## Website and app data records
--
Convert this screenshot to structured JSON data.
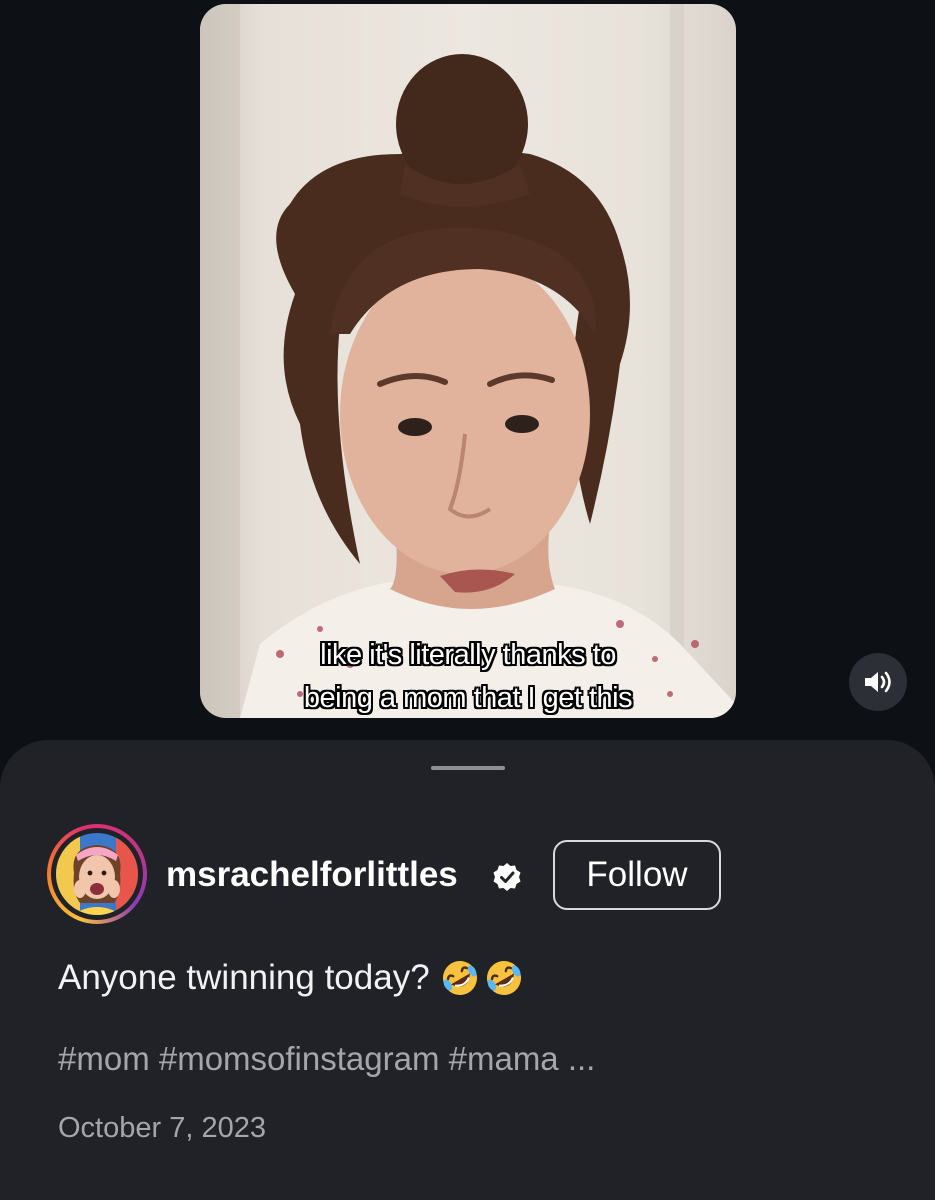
{
  "video": {
    "caption_line1": "like it's literally thanks to",
    "caption_line2": "being a mom that I get this",
    "sound_icon": "volume-icon"
  },
  "post": {
    "username": "msrachelforlittles",
    "verified": true,
    "follow_label": "Follow",
    "caption": "Anyone twinning today?",
    "emojis": [
      "rolling-on-floor-laughing-icon",
      "rolling-on-floor-laughing-icon"
    ],
    "hashtags": "#mom #momsofinstagram #mama ...",
    "date": "October 7, 2023"
  },
  "colors": {
    "background": "#0d1015",
    "sheet": "#202227",
    "secondary_text": "#a3a6ab"
  }
}
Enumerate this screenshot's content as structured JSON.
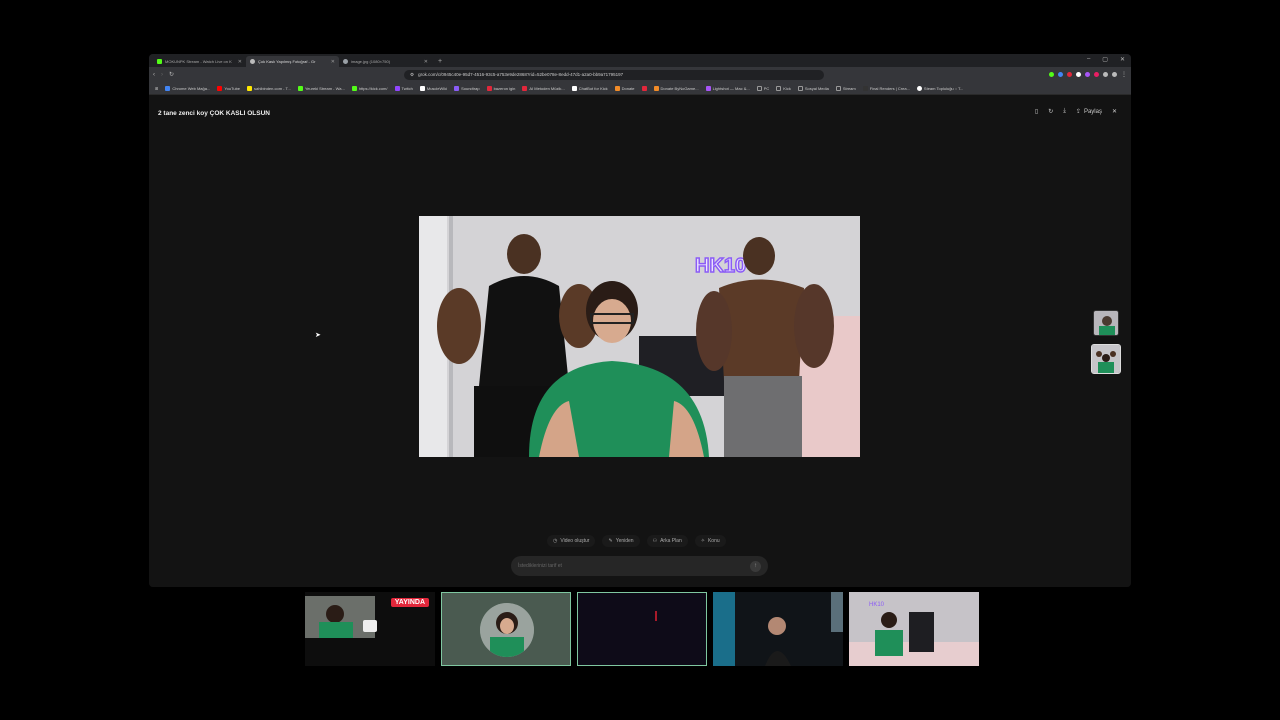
{
  "tabs": [
    {
      "label": "MOKUNPK Stream - Watch Live on K",
      "color": "#53fc18",
      "active": false
    },
    {
      "label": "Çok Kaslı Yapılmış Fotoğraf - Gr",
      "color": "#bbbbbb",
      "active": true
    },
    {
      "label": "image.jpg (1080×750)",
      "color": "#9aa0a6",
      "active": false
    }
  ],
  "new_tab": "+",
  "window_controls": [
    "–",
    "▢",
    "✕"
  ],
  "toolbar": {
    "url": "grok.com/c/0945c40e-95d7-4516-93c5-a753e9de2868?rid=52be078e-8edd-47d1-a2a0-bb9a71795197"
  },
  "bookmarks": [
    {
      "label": "Chrome Web Mağa...",
      "color": "#4285f4"
    },
    {
      "label": "YouTube",
      "color": "#ff0000"
    },
    {
      "label": "sahibinden.com - T...",
      "color": "#ffe800"
    },
    {
      "label": "Yeureki Stream - Wa...",
      "color": "#53fc18"
    },
    {
      "label": "https://kick.com/",
      "color": "#53fc18"
    },
    {
      "label": "Twitch",
      "color": "#9146ff"
    },
    {
      "label": "MuscleWiki",
      "color": "#ffffff"
    },
    {
      "label": "Soundtrap",
      "color": "#8a5cf6"
    },
    {
      "label": "bazeron igin",
      "color": "#e2273b"
    },
    {
      "label": "AI Metoden Müzik...",
      "color": "#e2273b"
    },
    {
      "label": "ChatBot for Kick",
      "color": "#ffffff"
    },
    {
      "label": "Donate",
      "color": "#f28c28"
    },
    {
      "label": "",
      "color": "#e2273b"
    },
    {
      "label": "Donate ByNoGame...",
      "color": "#f28c28"
    },
    {
      "label": "Lightshot — Mac &...",
      "color": "#a855f7"
    },
    {
      "label": "PC",
      "color": "#999999"
    },
    {
      "label": "Kick",
      "color": "#999999"
    },
    {
      "label": "Sosyal Media",
      "color": "#999999"
    },
    {
      "label": "Stream",
      "color": "#999999"
    },
    {
      "label": "Final Renders | Crea...",
      "color": "#333333"
    },
    {
      "label": "Steam Topluluğu :: T...",
      "color": "#ffffff"
    }
  ],
  "content": {
    "title": "2 tane zenci koy ÇOK KASLI OLSUN",
    "share_label": "Paylaş",
    "chips": [
      "Video oluştur",
      "Yeniden",
      "Arka Plan",
      "Konu"
    ],
    "prompt_placeholder": "İstediklerinizi tarif et",
    "image_watermark": "HK10"
  },
  "live_badge": "YAYINDA",
  "colors": {
    "accent_green": "#7fc7a0",
    "live_red": "#e2273b",
    "neon_purple": "#8b5cf6"
  }
}
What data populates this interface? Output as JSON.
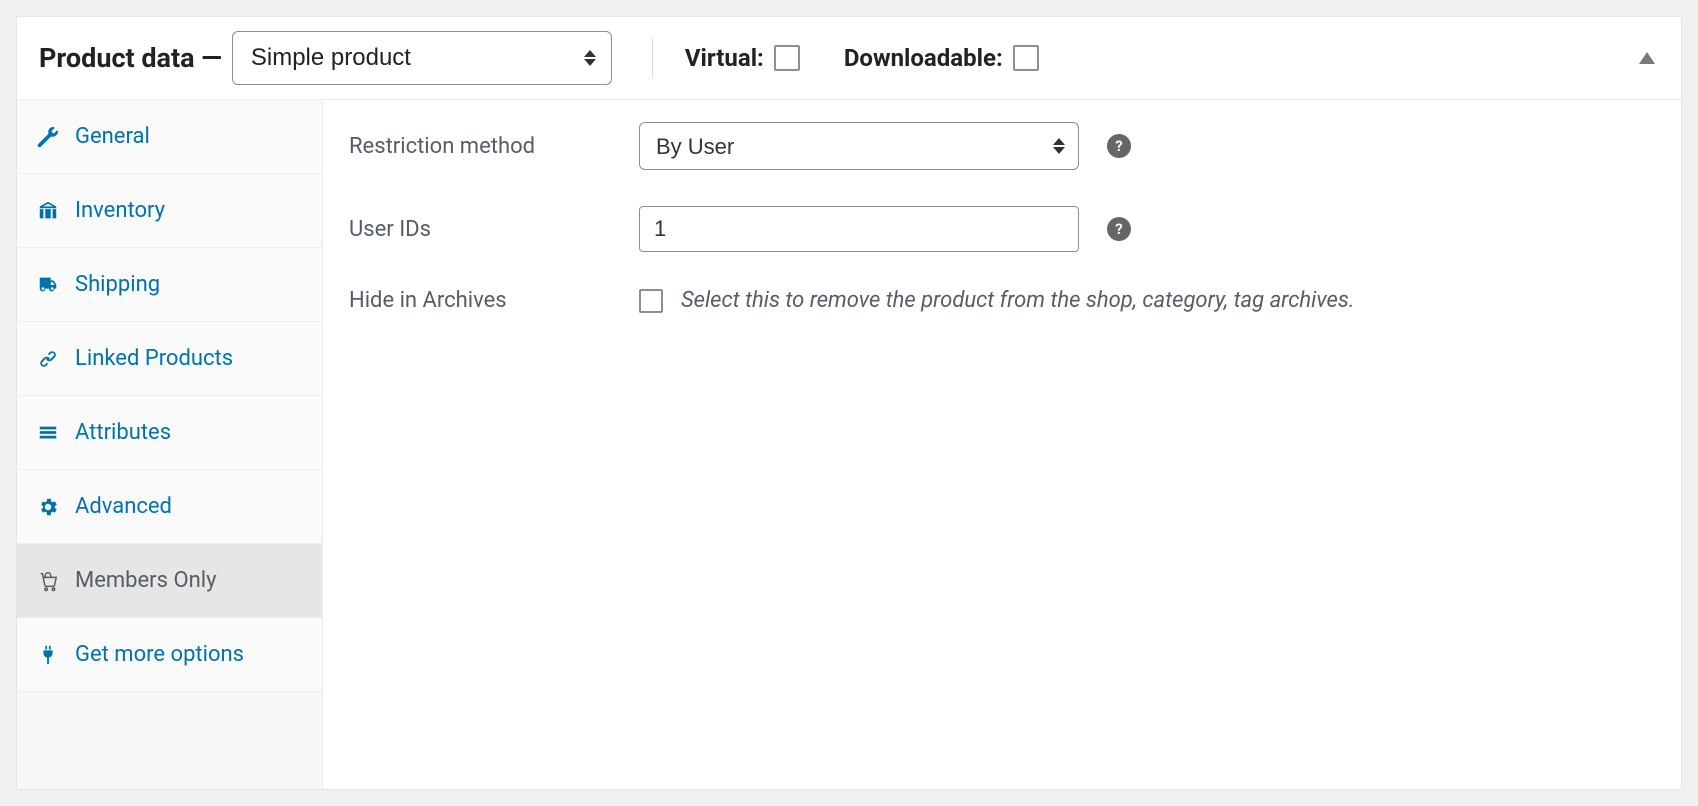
{
  "header": {
    "title": "Product data —",
    "product_type_selected": "Simple product",
    "virtual_label": "Virtual:",
    "downloadable_label": "Downloadable:"
  },
  "tabs": {
    "general": "General",
    "inventory": "Inventory",
    "shipping": "Shipping",
    "linked_products": "Linked Products",
    "attributes": "Attributes",
    "advanced": "Advanced",
    "members_only": "Members Only",
    "get_more_options": "Get more options"
  },
  "content": {
    "restriction_method_label": "Restriction method",
    "restriction_method_value": "By User",
    "user_ids_label": "User IDs",
    "user_ids_value": "1",
    "hide_in_archives_label": "Hide in Archives",
    "hide_in_archives_hint": "Select this to remove the product from the shop, category, tag archives."
  },
  "colors": {
    "accent": "#0073aa",
    "text_muted": "#555d66",
    "border": "#8c8f94",
    "panel_bg": "#ffffff",
    "page_bg": "#f1f1f1",
    "tab_active_bg": "#e6e6e6"
  }
}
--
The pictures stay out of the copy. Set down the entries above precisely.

## Expected output
Convert this screenshot to structured JSON data.
{
  "video": {
    "caption_line1": "like it's literally thanks to",
    "caption_line2": "being a mom that I get this",
    "sound_icon": "volume-icon"
  },
  "post": {
    "username": "msrachelforlittles",
    "verified": true,
    "follow_label": "Follow",
    "caption": "Anyone twinning today?",
    "emojis": [
      "rolling-on-floor-laughing-icon",
      "rolling-on-floor-laughing-icon"
    ],
    "hashtags": "#mom #momsofinstagram #mama ...",
    "date": "October 7, 2023"
  },
  "colors": {
    "background": "#0d1015",
    "sheet": "#202227",
    "secondary_text": "#a3a6ab"
  }
}
Enumerate this screenshot's content as structured JSON.
{
  "tabs": [
    {
      "label": "MOKUNPK Stream - Watch Live on K",
      "color": "#53fc18",
      "active": false
    },
    {
      "label": "Çok Kaslı Yapılmış Fotoğraf - Gr",
      "color": "#bbbbbb",
      "active": true
    },
    {
      "label": "image.jpg (1080×750)",
      "color": "#9aa0a6",
      "active": false
    }
  ],
  "new_tab": "+",
  "window_controls": [
    "–",
    "▢",
    "✕"
  ],
  "toolbar": {
    "url": "grok.com/c/0945c40e-95d7-4516-93c5-a753e9de2868?rid=52be078e-8edd-47d1-a2a0-bb9a71795197"
  },
  "bookmarks": [
    {
      "label": "Chrome Web Mağa...",
      "color": "#4285f4"
    },
    {
      "label": "YouTube",
      "color": "#ff0000"
    },
    {
      "label": "sahibinden.com - T...",
      "color": "#ffe800"
    },
    {
      "label": "Yeureki Stream - Wa...",
      "color": "#53fc18"
    },
    {
      "label": "https://kick.com/",
      "color": "#53fc18"
    },
    {
      "label": "Twitch",
      "color": "#9146ff"
    },
    {
      "label": "MuscleWiki",
      "color": "#ffffff"
    },
    {
      "label": "Soundtrap",
      "color": "#8a5cf6"
    },
    {
      "label": "bazeron igin",
      "color": "#e2273b"
    },
    {
      "label": "AI Metoden Müzik...",
      "color": "#e2273b"
    },
    {
      "label": "ChatBot for Kick",
      "color": "#ffffff"
    },
    {
      "label": "Donate",
      "color": "#f28c28"
    },
    {
      "label": "",
      "color": "#e2273b"
    },
    {
      "label": "Donate ByNoGame...",
      "color": "#f28c28"
    },
    {
      "label": "Lightshot — Mac &...",
      "color": "#a855f7"
    },
    {
      "label": "PC",
      "color": "#999999"
    },
    {
      "label": "Kick",
      "color": "#999999"
    },
    {
      "label": "Sosyal Media",
      "color": "#999999"
    },
    {
      "label": "Stream",
      "color": "#999999"
    },
    {
      "label": "Final Renders | Crea...",
      "color": "#333333"
    },
    {
      "label": "Steam Topluluğu :: T...",
      "color": "#ffffff"
    }
  ],
  "content": {
    "title": "2 tane zenci koy ÇOK KASLI OLSUN",
    "share_label": "Paylaş",
    "chips": [
      "Video oluştur",
      "Yeniden",
      "Arka Plan",
      "Konu"
    ],
    "prompt_placeholder": "İstediklerinizi tarif et",
    "image_watermark": "HK10"
  },
  "live_badge": "YAYINDA",
  "colors": {
    "accent_green": "#7fc7a0",
    "live_red": "#e2273b",
    "neon_purple": "#8b5cf6"
  }
}
What data populates this interface? Output as JSON.
{
  "header": {
    "title": "Product data —",
    "product_type_selected": "Simple product",
    "virtual_label": "Virtual:",
    "downloadable_label": "Downloadable:"
  },
  "tabs": {
    "general": "General",
    "inventory": "Inventory",
    "shipping": "Shipping",
    "linked_products": "Linked Products",
    "attributes": "Attributes",
    "advanced": "Advanced",
    "members_only": "Members Only",
    "get_more_options": "Get more options"
  },
  "content": {
    "restriction_method_label": "Restriction method",
    "restriction_method_value": "By User",
    "user_ids_label": "User IDs",
    "user_ids_value": "1",
    "hide_in_archives_label": "Hide in Archives",
    "hide_in_archives_hint": "Select this to remove the product from the shop, category, tag archives."
  },
  "colors": {
    "accent": "#0073aa",
    "text_muted": "#555d66",
    "border": "#8c8f94",
    "panel_bg": "#ffffff",
    "page_bg": "#f1f1f1",
    "tab_active_bg": "#e6e6e6"
  }
}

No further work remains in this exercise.